Taking a new franchise system into a market is an exciting opportunity and franchisors and the local operator need to make certain they have taken average checkout tickets into consideration as you may raise prices in time, keeping you from pricing yourself out of markets at introduction.

This is very true for the Indian markets where average check out prices can be low, and brands offer slightly different product and sizes to operate in this very competitive region. Pricing isn’t related only to core menu or service offerings, it makes an impact on selection of a location and the design package for the units. In many Asian nations where real estate costs are at a premium, brands operate with a smaller footprint reducing the build-out investment.

Franchising is a relationship business and franchisors and franchisees must be in constant communication to determine a balance that will promote and protect consistency of a brand, and also maximizes the franchisees’ interests and success factors. Balance is a crucial element of franchise success around the globe.

Localization = Success


As we introduce markets to our iconic brands and services, we must keep sight of how our franchise systems can be adapted in global markets. Localization is tantamount to success. As I continue to work with franchisors in identifying possible partners and conduct research, I am reminded of New Zealand business trips to work with Maori food and beverage manufacturers to position premium products in restaurant chain operations and distribution, and the hurdles with New Zealand and U.S. corporate chefs to design menu items for replication and resonance with U.S. consumers.

It is not easy or without complications, but with research, diligence, creativity, and flexibility, it is possible to bring consistency and core identifies to varied markets such as Turkey, South Korea, India and Brazil. We know that “Location, Location, Location” is crucial. To grow internationally, we should focus on, “Localization, Localization, Localization.”
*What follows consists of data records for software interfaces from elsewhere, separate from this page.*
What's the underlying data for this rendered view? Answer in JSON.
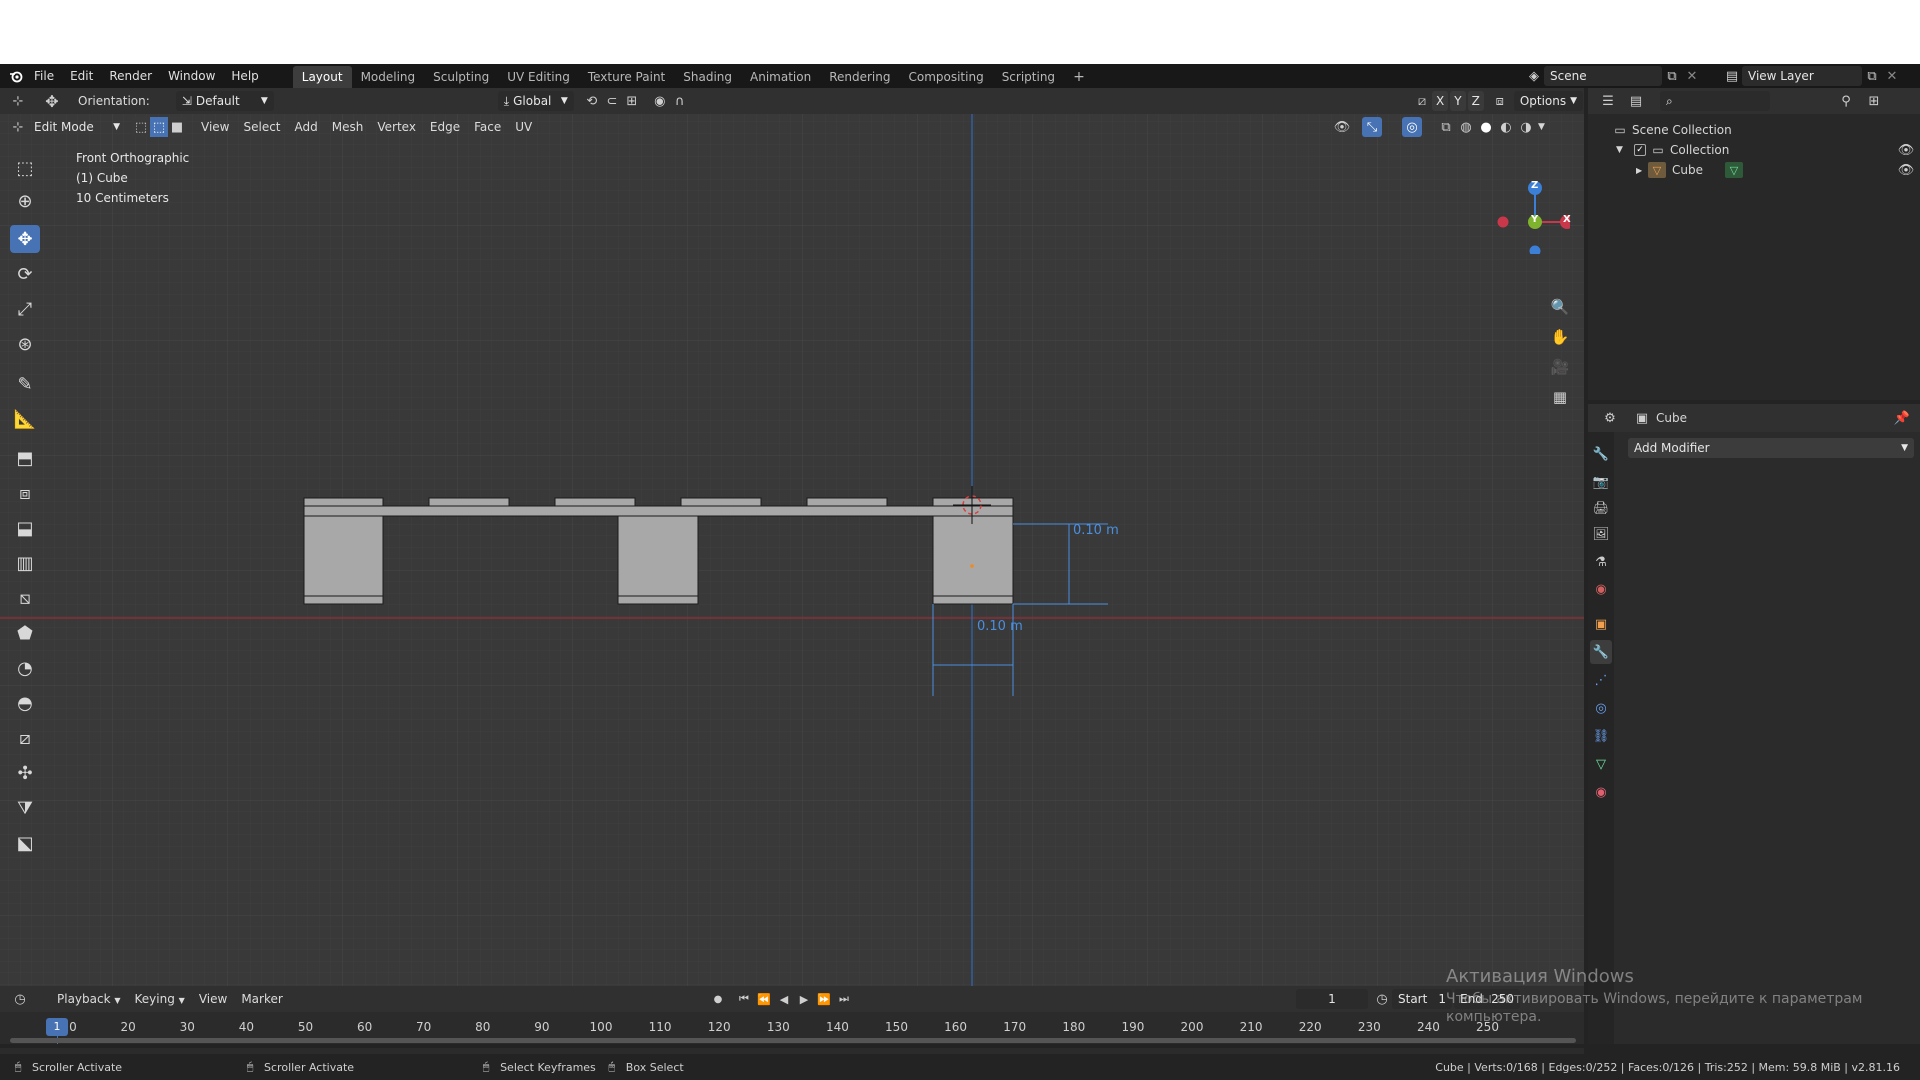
{
  "topmenu": {
    "items": [
      "File",
      "Edit",
      "Render",
      "Window",
      "Help"
    ],
    "workspaces": [
      "Layout",
      "Modeling",
      "Sculpting",
      "UV Editing",
      "Texture Paint",
      "Shading",
      "Animation",
      "Rendering",
      "Compositing",
      "Scripting"
    ],
    "active_workspace": "Layout",
    "scene_label": "Scene",
    "view_layer_label": "View Layer"
  },
  "tool_header": {
    "orientation_label": "Orientation:",
    "orientation_value": "Default",
    "transform_orientation": "Global",
    "axes": [
      "X",
      "Y",
      "Z"
    ],
    "options_label": "Options"
  },
  "viewport_header": {
    "mode": "Edit Mode",
    "menus": [
      "View",
      "Select",
      "Add",
      "Mesh",
      "Vertex",
      "Edge",
      "Face",
      "UV"
    ]
  },
  "viewport": {
    "view_name": "Front Orthographic",
    "object_name": "(1) Cube",
    "grid_scale": "10 Centimeters",
    "dimension_1": "0.10 m",
    "dimension_2": "0.10 m",
    "gizmo_axes": {
      "z": "Z",
      "y": "Y",
      "x": "X"
    }
  },
  "outliner": {
    "scene_collection": "Scene Collection",
    "collection": "Collection",
    "object": "Cube"
  },
  "properties": {
    "object_name": "Cube",
    "add_modifier_label": "Add Modifier"
  },
  "timeline": {
    "menus": [
      "Playback",
      "Keying",
      "View",
      "Marker"
    ],
    "current_frame": "1",
    "start_label": "Start",
    "start_value": "1",
    "end_label": "End",
    "end_value": "250",
    "ticks": [
      "10",
      "20",
      "30",
      "40",
      "50",
      "60",
      "70",
      "80",
      "90",
      "100",
      "110",
      "120",
      "130",
      "140",
      "150",
      "160",
      "170",
      "180",
      "190",
      "200",
      "210",
      "220",
      "230",
      "240",
      "250"
    ],
    "playhead_frame": "1"
  },
  "statusbar": {
    "left_1": "Scroller Activate",
    "left_2": "Scroller Activate",
    "left_3": "Select Keyframes",
    "left_4": "Box Select",
    "stats": "Cube | Verts:0/168 | Edges:0/252 | Faces:0/126 | Tris:252 | Mem: 59.8 MiB | v2.81.16"
  },
  "watermark": {
    "title": "Активация Windows",
    "line1": "Чтобы активировать Windows, перейдите к параметрам",
    "line2": "компьютера."
  },
  "colors": {
    "accent": "#4772b3",
    "x_axis": "#c9374a",
    "y_axis": "#7fb32d",
    "z_axis": "#3b7fd6",
    "dimension": "#4a8fe0"
  }
}
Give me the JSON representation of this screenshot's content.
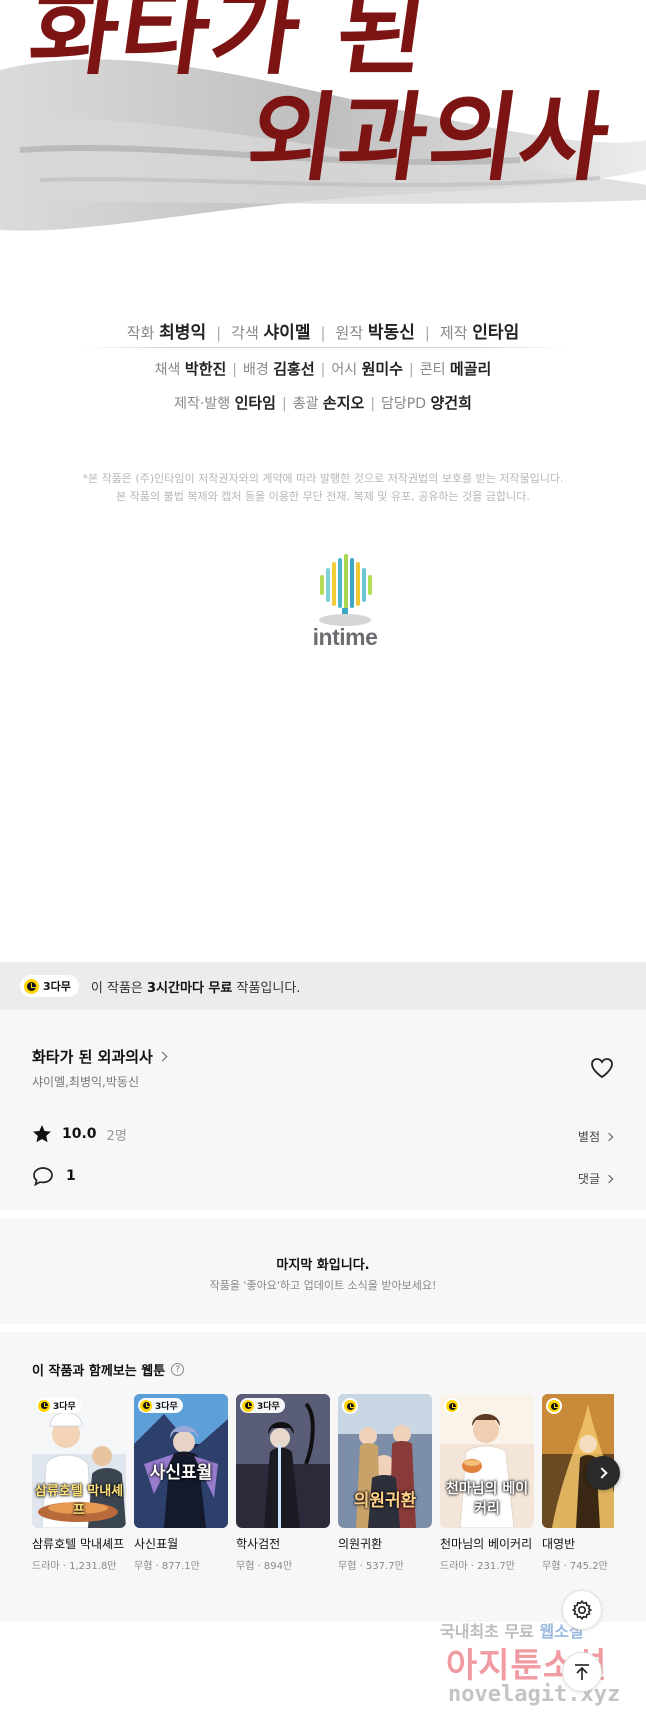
{
  "comic_page": {
    "title_line1": "화타가 된",
    "title_line2": "외과의사",
    "credits_row1": [
      {
        "role": "작화",
        "name": "최병익"
      },
      {
        "role": "각색",
        "name": "샤이멜"
      },
      {
        "role": "원작",
        "name": "박동신"
      },
      {
        "role": "제작",
        "name": "인타임"
      }
    ],
    "credits_row2": [
      {
        "role": "채색",
        "name": "박한진"
      },
      {
        "role": "배경",
        "name": "김홍선"
      },
      {
        "role": "어시",
        "name": "원미수"
      },
      {
        "role": "콘티",
        "name": "메골리"
      }
    ],
    "credits_row3": [
      {
        "role": "제작·발행",
        "name": "인타임"
      },
      {
        "role": "총괄",
        "name": "손지오"
      },
      {
        "role": "담당PD",
        "name": "양건희"
      }
    ],
    "separator": "|",
    "copyright_line1": "*본 작품은 (주)인타임이 저작권자와의 계약에 따라 발행한 것으로 저작권법의 보호를 받는 저작물입니다.",
    "copyright_line2": "본 작품의 불법 복제와 캡처 등을 이용한 무단 전재, 복제 및 유포, 공유하는 것을 금합니다.",
    "logo_text": "intime"
  },
  "banner": {
    "badge": "3다무",
    "text_before": "이 작품은 ",
    "text_bold": "3시간마다 무료",
    "text_after": " 작품입니다."
  },
  "work": {
    "title": "화타가 된 외과의사",
    "authors": "샤이멜,최병익,박동신",
    "rating": "10.0",
    "rating_count": "2명",
    "rating_link": "별점",
    "comment_count": "1",
    "comment_link": "댓글"
  },
  "last_episode": {
    "title": "마지막 화입니다.",
    "subtitle": "작품을 '좋아요'하고 업데이트 소식을 받아보세요!"
  },
  "recommendations": {
    "title": "이 작품과 함께보는 웹툰",
    "help": "?",
    "badge": "3다무",
    "items": [
      {
        "name": "삼류호텔 막내셰프",
        "meta": "드라마 · 1,231.8만",
        "cover_text": "삼류호텔 막내셰프"
      },
      {
        "name": "사신표월",
        "meta": "무협 · 877.1만",
        "cover_text": "사신표월"
      },
      {
        "name": "학사검전",
        "meta": "무협 · 894만",
        "cover_text": "학사검전"
      },
      {
        "name": "의원귀환",
        "meta": "무협 · 537.7만",
        "cover_text": "의원귀환"
      },
      {
        "name": "천마님의 베이커리",
        "meta": "드라마 · 231.7만",
        "cover_text": "천마님의 베이커리"
      },
      {
        "name": "대영반",
        "meta": "무협 · 745.2만",
        "cover_text": ""
      }
    ]
  },
  "watermark": {
    "line1_a": "국내최초 무료 ",
    "line1_b": "웹소설",
    "line2": "아지툰소설",
    "line3": "novelagit.xyz"
  },
  "colors": {
    "accent_yellow": "#ffd400",
    "title_red": "#7b1413"
  }
}
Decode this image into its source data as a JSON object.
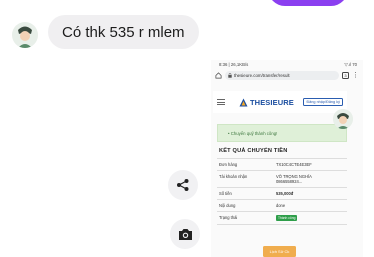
{
  "chat": {
    "message_text": "Có thk 535 r mlem",
    "share_icon": "share-icon",
    "camera_icon": "camera-icon"
  },
  "phone": {
    "status_time": "8:36 | 26,1KB/s",
    "status_right": "▽.ıl 70",
    "url": "thesieure.com/transfer/result",
    "tab_count": "3",
    "logo_text": "THESIEURE",
    "login_label": "Đăng nhập/Đăng ký",
    "success_message": "Chuyển quỹ thành công!",
    "result_title": "KẾT QUẢ CHUYỂN TIỀN",
    "rows": [
      {
        "label": "Đơn hàng",
        "value": "TX10C4CTE4E3EF"
      },
      {
        "label": "Tài khoản nhận",
        "value": "VÕ TRỌNG NGHĨA",
        "value2": "0866558924..."
      },
      {
        "label": "Số tiền",
        "value": "535,000đ"
      },
      {
        "label": "Nội dung",
        "value": "done"
      },
      {
        "label": "Trạng thái",
        "value": "Thành công"
      }
    ],
    "back_button_label": "Lịch Sử Ck",
    "colors": {
      "success_bg": "#dff0d8",
      "badge": "#2e9e4a",
      "button": "#f0ad4e",
      "logo": "#1b4ea0"
    }
  }
}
Eric Johnson is senior international trade specialist for the U.S. Department of Commerce’s U.S. Export Assistance Center in Atlanta.